▸ **Task to complete**
What you return should be every record, retyped without a single change.

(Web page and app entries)
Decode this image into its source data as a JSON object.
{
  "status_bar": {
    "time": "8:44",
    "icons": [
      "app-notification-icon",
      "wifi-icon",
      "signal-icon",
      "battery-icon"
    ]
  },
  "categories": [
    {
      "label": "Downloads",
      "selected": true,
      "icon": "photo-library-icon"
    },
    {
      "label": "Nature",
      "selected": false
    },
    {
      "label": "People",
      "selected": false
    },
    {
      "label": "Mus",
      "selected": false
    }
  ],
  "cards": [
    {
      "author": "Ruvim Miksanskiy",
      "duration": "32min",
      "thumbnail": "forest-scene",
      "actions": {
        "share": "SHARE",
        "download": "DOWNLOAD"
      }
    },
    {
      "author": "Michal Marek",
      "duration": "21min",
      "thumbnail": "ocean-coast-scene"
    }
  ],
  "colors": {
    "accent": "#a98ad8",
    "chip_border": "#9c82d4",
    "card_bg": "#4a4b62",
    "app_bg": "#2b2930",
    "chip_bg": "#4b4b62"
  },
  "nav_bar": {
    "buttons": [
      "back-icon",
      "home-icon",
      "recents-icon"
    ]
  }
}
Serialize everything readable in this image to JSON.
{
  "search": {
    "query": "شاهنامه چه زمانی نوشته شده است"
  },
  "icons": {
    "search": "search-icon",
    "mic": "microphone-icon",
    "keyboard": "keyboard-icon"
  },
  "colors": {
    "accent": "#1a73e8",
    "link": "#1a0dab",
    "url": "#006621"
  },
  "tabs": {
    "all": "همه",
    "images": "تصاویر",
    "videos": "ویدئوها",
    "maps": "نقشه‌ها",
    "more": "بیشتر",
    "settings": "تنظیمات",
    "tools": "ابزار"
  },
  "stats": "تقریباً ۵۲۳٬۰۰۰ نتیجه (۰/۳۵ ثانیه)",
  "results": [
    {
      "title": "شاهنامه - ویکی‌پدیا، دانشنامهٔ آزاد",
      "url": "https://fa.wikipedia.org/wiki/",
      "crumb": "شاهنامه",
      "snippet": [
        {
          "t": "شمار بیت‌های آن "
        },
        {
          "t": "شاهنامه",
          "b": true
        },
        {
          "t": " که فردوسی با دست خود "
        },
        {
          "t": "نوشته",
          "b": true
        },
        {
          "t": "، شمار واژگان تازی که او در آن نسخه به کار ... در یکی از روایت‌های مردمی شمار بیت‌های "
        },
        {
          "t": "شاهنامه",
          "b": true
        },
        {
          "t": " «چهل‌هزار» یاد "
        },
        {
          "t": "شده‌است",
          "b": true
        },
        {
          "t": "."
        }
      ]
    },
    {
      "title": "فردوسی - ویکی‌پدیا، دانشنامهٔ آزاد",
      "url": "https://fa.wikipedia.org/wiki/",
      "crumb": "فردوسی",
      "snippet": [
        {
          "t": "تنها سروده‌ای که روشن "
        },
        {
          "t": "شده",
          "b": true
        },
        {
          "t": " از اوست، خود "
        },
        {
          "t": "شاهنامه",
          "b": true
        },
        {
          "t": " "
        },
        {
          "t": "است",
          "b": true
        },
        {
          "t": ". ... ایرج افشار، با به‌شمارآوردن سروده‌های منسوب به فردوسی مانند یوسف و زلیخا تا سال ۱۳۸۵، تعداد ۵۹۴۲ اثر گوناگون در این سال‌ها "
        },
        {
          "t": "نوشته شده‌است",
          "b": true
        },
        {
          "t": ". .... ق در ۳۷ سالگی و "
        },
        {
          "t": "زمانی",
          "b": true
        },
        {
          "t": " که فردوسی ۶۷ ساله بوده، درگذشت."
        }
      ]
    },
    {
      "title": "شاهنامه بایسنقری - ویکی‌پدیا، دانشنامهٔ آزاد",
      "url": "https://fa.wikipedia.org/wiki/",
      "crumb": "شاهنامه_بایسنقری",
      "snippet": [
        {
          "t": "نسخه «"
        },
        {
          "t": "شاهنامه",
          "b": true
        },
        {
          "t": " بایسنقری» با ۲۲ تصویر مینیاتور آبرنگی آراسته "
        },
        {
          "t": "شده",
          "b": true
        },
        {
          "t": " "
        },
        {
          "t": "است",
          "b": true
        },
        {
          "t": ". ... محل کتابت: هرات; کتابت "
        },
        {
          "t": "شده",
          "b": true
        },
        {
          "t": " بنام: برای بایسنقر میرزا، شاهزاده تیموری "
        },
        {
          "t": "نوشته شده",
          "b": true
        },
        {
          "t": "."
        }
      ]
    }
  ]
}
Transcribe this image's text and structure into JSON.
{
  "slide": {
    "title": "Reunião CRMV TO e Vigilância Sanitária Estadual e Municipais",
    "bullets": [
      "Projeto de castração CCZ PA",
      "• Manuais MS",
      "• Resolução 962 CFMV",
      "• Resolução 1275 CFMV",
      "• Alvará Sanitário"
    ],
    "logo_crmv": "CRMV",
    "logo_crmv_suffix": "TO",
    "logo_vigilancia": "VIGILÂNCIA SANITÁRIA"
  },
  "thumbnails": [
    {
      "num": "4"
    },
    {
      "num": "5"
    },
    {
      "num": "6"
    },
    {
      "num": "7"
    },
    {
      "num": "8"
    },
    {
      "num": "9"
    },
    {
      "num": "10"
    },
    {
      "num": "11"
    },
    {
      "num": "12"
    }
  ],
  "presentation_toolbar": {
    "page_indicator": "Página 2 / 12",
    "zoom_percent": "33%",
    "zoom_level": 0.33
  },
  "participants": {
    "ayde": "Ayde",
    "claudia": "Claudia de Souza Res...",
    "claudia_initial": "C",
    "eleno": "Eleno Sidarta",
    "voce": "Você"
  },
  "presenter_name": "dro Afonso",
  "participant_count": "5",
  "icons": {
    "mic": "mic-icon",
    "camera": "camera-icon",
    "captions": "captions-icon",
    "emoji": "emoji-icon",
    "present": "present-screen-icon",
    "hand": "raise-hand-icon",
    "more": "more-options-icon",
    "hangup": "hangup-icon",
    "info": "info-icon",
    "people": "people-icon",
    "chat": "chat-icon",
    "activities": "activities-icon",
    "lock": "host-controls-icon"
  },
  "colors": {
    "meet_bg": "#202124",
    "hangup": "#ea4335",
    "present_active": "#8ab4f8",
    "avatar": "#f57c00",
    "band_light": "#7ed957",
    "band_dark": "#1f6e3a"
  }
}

▸ **Task output**
Decode this image into its source data as a JSON object.
{
  "status_bar": {
    "time": "8:44",
    "icons": [
      "app-notification-icon",
      "wifi-icon",
      "signal-icon",
      "battery-icon"
    ]
  },
  "categories": [
    {
      "label": "Downloads",
      "selected": true,
      "icon": "photo-library-icon"
    },
    {
      "label": "Nature",
      "selected": false
    },
    {
      "label": "People",
      "selected": false
    },
    {
      "label": "Mus",
      "selected": false
    }
  ],
  "cards": [
    {
      "author": "Ruvim Miksanskiy",
      "duration": "32min",
      "thumbnail": "forest-scene",
      "actions": {
        "share": "SHARE",
        "download": "DOWNLOAD"
      }
    },
    {
      "author": "Michal Marek",
      "duration": "21min",
      "thumbnail": "ocean-coast-scene"
    }
  ],
  "colors": {
    "accent": "#a98ad8",
    "chip_border": "#9c82d4",
    "card_bg": "#4a4b62",
    "app_bg": "#2b2930",
    "chip_bg": "#4b4b62"
  },
  "nav_bar": {
    "buttons": [
      "back-icon",
      "home-icon",
      "recents-icon"
    ]
  }
}
Serialize everything readable in this image to JSON.
{
  "search": {
    "query": "شاهنامه چه زمانی نوشته شده است"
  },
  "icons": {
    "search": "search-icon",
    "mic": "microphone-icon",
    "keyboard": "keyboard-icon"
  },
  "colors": {
    "accent": "#1a73e8",
    "link": "#1a0dab",
    "url": "#006621"
  },
  "tabs": {
    "all": "همه",
    "images": "تصاویر",
    "videos": "ویدئوها",
    "maps": "نقشه‌ها",
    "more": "بیشتر",
    "settings": "تنظیمات",
    "tools": "ابزار"
  },
  "stats": "تقریباً ۵۲۳٬۰۰۰ نتیجه (۰/۳۵ ثانیه)",
  "results": [
    {
      "title": "شاهنامه - ویکی‌پدیا، دانشنامهٔ آزاد",
      "url": "https://fa.wikipedia.org/wiki/",
      "crumb": "شاهنامه",
      "snippet": [
        {
          "t": "شمار بیت‌های آن "
        },
        {
          "t": "شاهنامه",
          "b": true
        },
        {
          "t": " که فردوسی با دست خود "
        },
        {
          "t": "نوشته",
          "b": true
        },
        {
          "t": "، شمار واژگان تازی که او در آن نسخه به کار ... در یکی از روایت‌های مردمی شمار بیت‌های "
        },
        {
          "t": "شاهنامه",
          "b": true
        },
        {
          "t": " «چهل‌هزار» یاد "
        },
        {
          "t": "شده‌است",
          "b": true
        },
        {
          "t": "."
        }
      ]
    },
    {
      "title": "فردوسی - ویکی‌پدیا، دانشنامهٔ آزاد",
      "url": "https://fa.wikipedia.org/wiki/",
      "crumb": "فردوسی",
      "snippet": [
        {
          "t": "تنها سروده‌ای که روشن "
        },
        {
          "t": "شده",
          "b": true
        },
        {
          "t": " از اوست، خود "
        },
        {
          "t": "شاهنامه",
          "b": true
        },
        {
          "t": " "
        },
        {
          "t": "است",
          "b": true
        },
        {
          "t": ". ... ایرج افشار، با به‌شمارآوردن سروده‌های منسوب به فردوسی مانند یوسف و زلیخا تا سال ۱۳۸۵، تعداد ۵۹۴۲ اثر گوناگون در این سال‌ها "
        },
        {
          "t": "نوشته شده‌است",
          "b": true
        },
        {
          "t": ". .... ق در ۳۷ سالگی و "
        },
        {
          "t": "زمانی",
          "b": true
        },
        {
          "t": " که فردوسی ۶۷ ساله بوده، درگذشت."
        }
      ]
    },
    {
      "title": "شاهنامه بایسنقری - ویکی‌پدیا، دانشنامهٔ آزاد",
      "url": "https://fa.wikipedia.org/wiki/",
      "crumb": "شاهنامه_بایسنقری",
      "snippet": [
        {
          "t": "نسخه «"
        },
        {
          "t": "شاهنامه",
          "b": true
        },
        {
          "t": " بایسنقری» با ۲۲ تصویر مینیاتور آبرنگی آراسته "
        },
        {
          "t": "شده",
          "b": true
        },
        {
          "t": " "
        },
        {
          "t": "است",
          "b": true
        },
        {
          "t": ". ... محل کتابت: هرات; کتابت "
        },
        {
          "t": "شده",
          "b": true
        },
        {
          "t": " بنام: برای بایسنقر میرزا، شاهزاده تیموری "
        },
        {
          "t": "نوشته شده",
          "b": true
        },
        {
          "t": "."
        }
      ]
    }
  ]
}
Transcribe this image's text and structure into JSON.
{
  "slide": {
    "title": "Reunião CRMV TO e Vigilância Sanitária Estadual e Municipais",
    "bullets": [
      "Projeto de castração CCZ PA",
      "• Manuais MS",
      "• Resolução 962 CFMV",
      "• Resolução 1275 CFMV",
      "• Alvará Sanitário"
    ],
    "logo_crmv": "CRMV",
    "logo_crmv_suffix": "TO",
    "logo_vigilancia": "VIGILÂNCIA SANITÁRIA"
  },
  "thumbnails": [
    {
      "num": "4"
    },
    {
      "num": "5"
    },
    {
      "num": "6"
    },
    {
      "num": "7"
    },
    {
      "num": "8"
    },
    {
      "num": "9"
    },
    {
      "num": "10"
    },
    {
      "num": "11"
    },
    {
      "num": "12"
    }
  ],
  "presentation_toolbar": {
    "page_indicator": "Página 2 / 12",
    "zoom_percent": "33%",
    "zoom_level": 0.33
  },
  "participants": {
    "ayde": "Ayde",
    "claudia": "Claudia de Souza Res...",
    "claudia_initial": "C",
    "eleno": "Eleno Sidarta",
    "voce": "Você"
  },
  "presenter_name": "dro Afonso",
  "participant_count": "5",
  "icons": {
    "mic": "mic-icon",
    "camera": "camera-icon",
    "captions": "captions-icon",
    "emoji": "emoji-icon",
    "present": "present-screen-icon",
    "hand": "raise-hand-icon",
    "more": "more-options-icon",
    "hangup": "hangup-icon",
    "info": "info-icon",
    "people": "people-icon",
    "chat": "chat-icon",
    "activities": "activities-icon",
    "lock": "host-controls-icon"
  },
  "colors": {
    "meet_bg": "#202124",
    "hangup": "#ea4335",
    "present_active": "#8ab4f8",
    "avatar": "#f57c00",
    "band_light": "#7ed957",
    "band_dark": "#1f6e3a"
  }
}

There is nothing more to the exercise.